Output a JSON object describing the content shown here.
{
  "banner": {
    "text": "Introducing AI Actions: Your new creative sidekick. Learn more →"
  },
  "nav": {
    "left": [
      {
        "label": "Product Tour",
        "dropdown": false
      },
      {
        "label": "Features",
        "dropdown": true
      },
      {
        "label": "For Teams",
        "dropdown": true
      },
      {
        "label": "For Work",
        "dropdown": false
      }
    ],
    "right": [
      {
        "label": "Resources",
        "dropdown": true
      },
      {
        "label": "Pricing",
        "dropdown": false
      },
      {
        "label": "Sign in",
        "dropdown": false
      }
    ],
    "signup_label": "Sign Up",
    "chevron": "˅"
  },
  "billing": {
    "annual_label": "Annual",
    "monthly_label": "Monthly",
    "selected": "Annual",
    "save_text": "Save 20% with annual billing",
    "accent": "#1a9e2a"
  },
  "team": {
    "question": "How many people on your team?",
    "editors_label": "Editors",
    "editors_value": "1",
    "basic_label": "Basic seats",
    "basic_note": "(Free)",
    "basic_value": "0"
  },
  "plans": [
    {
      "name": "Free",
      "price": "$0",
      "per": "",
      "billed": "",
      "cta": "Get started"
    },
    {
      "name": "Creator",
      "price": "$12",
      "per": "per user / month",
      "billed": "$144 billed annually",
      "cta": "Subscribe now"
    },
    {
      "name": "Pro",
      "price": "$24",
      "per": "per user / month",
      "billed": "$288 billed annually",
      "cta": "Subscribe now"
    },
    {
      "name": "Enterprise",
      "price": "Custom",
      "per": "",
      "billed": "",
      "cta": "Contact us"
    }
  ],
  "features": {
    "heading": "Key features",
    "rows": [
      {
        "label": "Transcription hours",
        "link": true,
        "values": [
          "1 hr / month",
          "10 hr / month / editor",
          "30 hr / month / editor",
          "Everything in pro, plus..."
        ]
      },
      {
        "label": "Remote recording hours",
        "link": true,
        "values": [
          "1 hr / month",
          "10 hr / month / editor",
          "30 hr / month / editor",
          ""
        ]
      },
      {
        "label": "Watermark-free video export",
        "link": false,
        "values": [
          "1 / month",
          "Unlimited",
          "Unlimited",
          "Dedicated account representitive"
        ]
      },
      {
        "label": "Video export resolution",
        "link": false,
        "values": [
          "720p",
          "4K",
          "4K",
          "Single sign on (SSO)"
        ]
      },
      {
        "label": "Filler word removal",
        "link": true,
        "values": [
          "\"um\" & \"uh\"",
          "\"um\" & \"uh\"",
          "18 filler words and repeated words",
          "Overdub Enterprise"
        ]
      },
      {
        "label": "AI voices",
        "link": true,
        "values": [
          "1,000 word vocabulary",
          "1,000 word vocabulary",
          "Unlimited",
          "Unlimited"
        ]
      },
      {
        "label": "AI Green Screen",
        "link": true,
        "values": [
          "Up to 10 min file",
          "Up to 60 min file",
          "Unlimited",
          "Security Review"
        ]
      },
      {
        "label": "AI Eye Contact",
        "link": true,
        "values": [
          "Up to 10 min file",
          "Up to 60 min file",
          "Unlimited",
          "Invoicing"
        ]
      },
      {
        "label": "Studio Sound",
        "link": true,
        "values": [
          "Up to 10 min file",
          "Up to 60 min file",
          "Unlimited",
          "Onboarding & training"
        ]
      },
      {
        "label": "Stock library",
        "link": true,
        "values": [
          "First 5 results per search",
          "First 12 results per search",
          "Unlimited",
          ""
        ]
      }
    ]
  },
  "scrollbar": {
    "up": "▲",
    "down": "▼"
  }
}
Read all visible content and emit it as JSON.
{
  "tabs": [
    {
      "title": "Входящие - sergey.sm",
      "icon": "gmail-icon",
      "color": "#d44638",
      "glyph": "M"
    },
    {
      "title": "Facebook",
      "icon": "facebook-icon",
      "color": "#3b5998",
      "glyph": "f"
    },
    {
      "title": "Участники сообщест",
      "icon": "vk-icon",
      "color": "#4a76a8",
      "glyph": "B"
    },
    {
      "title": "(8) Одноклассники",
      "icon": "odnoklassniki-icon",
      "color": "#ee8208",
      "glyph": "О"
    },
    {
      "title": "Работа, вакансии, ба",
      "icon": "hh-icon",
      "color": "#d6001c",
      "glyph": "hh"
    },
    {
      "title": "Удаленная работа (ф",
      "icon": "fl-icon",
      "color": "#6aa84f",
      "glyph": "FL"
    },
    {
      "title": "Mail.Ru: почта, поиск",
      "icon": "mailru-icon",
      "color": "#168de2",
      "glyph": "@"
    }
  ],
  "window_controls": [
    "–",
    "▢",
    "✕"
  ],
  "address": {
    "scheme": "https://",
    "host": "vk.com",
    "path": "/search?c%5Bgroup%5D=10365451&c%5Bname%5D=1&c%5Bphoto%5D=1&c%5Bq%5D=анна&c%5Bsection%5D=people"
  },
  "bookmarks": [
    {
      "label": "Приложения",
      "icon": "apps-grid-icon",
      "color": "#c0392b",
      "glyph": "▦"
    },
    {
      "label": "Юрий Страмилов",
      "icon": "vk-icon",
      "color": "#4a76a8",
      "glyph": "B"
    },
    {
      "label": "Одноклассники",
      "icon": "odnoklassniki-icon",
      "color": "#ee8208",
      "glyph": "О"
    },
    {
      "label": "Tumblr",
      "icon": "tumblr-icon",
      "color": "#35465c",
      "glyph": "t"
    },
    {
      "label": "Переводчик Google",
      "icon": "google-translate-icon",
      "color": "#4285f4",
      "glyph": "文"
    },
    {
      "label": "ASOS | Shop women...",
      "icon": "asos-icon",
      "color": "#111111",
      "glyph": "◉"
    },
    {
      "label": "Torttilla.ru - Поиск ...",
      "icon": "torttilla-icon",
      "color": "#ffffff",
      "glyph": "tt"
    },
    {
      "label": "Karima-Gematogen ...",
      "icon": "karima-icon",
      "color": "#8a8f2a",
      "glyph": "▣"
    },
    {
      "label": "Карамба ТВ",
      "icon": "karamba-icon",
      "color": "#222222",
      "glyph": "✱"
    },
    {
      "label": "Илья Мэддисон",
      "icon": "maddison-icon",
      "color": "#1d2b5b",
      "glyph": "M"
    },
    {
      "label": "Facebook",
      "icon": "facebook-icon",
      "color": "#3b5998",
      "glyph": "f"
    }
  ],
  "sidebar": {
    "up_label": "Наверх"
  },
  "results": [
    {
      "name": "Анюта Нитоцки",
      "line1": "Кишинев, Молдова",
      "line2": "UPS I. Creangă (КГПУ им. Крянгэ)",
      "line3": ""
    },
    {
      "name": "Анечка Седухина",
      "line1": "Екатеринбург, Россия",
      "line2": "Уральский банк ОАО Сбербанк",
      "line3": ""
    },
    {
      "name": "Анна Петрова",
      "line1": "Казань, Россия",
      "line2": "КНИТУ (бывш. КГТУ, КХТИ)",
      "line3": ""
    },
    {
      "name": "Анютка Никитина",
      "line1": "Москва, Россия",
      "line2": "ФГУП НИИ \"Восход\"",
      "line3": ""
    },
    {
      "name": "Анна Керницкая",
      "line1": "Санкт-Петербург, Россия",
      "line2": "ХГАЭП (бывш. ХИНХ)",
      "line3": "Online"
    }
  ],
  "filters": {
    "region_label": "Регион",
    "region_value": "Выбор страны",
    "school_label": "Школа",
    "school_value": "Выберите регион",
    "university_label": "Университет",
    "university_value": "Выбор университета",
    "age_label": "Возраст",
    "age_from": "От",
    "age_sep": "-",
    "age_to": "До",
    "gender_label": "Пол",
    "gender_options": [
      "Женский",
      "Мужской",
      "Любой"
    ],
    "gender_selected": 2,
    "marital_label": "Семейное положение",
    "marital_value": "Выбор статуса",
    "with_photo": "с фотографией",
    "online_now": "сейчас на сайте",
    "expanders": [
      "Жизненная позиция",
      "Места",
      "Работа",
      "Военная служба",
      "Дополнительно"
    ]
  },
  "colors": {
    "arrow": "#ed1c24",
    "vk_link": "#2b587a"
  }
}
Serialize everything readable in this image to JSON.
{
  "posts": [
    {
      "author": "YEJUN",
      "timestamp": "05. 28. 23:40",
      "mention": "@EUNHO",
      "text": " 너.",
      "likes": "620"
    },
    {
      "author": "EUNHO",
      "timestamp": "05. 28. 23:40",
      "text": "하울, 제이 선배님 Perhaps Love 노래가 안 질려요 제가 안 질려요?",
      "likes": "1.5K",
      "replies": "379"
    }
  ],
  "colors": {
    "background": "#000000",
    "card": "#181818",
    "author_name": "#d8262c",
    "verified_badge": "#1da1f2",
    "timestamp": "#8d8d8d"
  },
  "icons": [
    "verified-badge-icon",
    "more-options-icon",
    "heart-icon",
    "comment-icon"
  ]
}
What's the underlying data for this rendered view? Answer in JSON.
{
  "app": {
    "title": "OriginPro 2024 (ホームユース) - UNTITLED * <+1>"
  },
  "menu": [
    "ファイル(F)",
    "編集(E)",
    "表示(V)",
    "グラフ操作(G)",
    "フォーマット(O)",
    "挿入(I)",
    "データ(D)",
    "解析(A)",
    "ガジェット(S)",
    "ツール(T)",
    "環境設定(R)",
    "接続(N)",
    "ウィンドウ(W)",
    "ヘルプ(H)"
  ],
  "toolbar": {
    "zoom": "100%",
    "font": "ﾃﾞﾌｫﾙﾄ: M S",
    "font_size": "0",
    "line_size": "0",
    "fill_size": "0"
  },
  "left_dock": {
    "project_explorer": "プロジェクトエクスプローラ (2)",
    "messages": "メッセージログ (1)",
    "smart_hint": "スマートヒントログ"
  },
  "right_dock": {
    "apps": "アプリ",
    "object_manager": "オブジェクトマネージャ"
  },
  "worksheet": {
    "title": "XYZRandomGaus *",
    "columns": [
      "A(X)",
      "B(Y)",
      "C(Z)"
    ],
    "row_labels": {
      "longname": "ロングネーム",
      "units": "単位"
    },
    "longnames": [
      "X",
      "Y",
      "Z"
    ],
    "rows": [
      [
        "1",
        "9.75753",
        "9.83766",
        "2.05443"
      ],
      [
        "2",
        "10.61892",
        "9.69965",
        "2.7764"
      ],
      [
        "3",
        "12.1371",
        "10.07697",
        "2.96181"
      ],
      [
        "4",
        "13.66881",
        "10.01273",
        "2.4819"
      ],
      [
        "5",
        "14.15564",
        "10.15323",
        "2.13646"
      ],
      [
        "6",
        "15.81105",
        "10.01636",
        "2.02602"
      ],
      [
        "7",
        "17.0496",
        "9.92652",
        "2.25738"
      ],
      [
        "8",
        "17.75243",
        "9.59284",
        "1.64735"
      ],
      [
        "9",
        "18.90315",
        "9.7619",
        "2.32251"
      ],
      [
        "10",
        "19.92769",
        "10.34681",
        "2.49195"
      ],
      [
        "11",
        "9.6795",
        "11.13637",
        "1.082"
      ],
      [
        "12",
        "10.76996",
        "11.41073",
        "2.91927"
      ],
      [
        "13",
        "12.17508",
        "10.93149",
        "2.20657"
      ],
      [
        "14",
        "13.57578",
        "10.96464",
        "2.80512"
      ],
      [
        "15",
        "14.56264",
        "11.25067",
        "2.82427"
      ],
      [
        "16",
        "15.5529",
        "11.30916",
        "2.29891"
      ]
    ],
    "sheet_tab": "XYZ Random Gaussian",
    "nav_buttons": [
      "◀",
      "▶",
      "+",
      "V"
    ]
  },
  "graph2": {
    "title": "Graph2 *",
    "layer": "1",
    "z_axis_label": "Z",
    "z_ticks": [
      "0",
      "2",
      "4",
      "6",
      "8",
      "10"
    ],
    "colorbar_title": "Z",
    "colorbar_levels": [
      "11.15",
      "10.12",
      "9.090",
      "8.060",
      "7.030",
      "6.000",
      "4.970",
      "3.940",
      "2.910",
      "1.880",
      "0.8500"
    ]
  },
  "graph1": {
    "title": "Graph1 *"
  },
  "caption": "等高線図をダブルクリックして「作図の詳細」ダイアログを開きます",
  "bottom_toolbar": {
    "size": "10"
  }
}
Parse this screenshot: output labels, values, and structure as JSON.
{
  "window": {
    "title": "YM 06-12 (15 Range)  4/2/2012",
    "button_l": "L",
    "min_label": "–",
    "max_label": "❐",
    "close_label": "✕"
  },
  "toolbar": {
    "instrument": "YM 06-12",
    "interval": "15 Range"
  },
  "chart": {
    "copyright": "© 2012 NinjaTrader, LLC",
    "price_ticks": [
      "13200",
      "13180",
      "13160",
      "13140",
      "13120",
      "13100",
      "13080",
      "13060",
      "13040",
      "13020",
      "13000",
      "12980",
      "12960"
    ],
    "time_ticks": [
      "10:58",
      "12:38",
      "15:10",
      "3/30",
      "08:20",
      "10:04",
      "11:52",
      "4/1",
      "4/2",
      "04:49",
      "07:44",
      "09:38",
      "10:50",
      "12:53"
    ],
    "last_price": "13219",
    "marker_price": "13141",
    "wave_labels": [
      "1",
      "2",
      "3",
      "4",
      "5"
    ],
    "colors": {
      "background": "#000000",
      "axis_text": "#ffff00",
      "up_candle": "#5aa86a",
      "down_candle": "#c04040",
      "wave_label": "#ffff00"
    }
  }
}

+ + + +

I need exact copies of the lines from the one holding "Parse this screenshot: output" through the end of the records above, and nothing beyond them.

*Output for this task*:
Parse this screenshot: output labels, values, and structure as JSON.
{
  "window": {
    "title": "YM 06-12 (15 Range)  4/2/2012",
    "button_l": "L",
    "min_label": "–",
    "max_label": "❐",
    "close_label": "✕"
  },
  "toolbar": {
    "instrument": "YM 06-12",
    "interval": "15 Range"
  },
  "chart": {
    "copyright": "© 2012 NinjaTrader, LLC",
    "price_ticks": [
      "13200",
      "13180",
      "13160",
      "13140",
      "13120",
      "13100",
      "13080",
      "13060",
      "13040",
      "13020",
      "13000",
      "12980",
      "12960"
    ],
    "time_ticks": [
      "10:58",
      "12:38",
      "15:10",
      "3/30",
      "08:20",
      "10:04",
      "11:52",
      "4/1",
      "4/2",
      "04:49",
      "07:44",
      "09:38",
      "10:50",
      "12:53"
    ],
    "last_price": "13219",
    "marker_price": "13141",
    "wave_labels": [
      "1",
      "2",
      "3",
      "4",
      "5"
    ],
    "colors": {
      "background": "#000000",
      "axis_text": "#ffff00",
      "up_candle": "#5aa86a",
      "down_candle": "#c04040",
      "wave_label": "#ffff00"
    }
  }
}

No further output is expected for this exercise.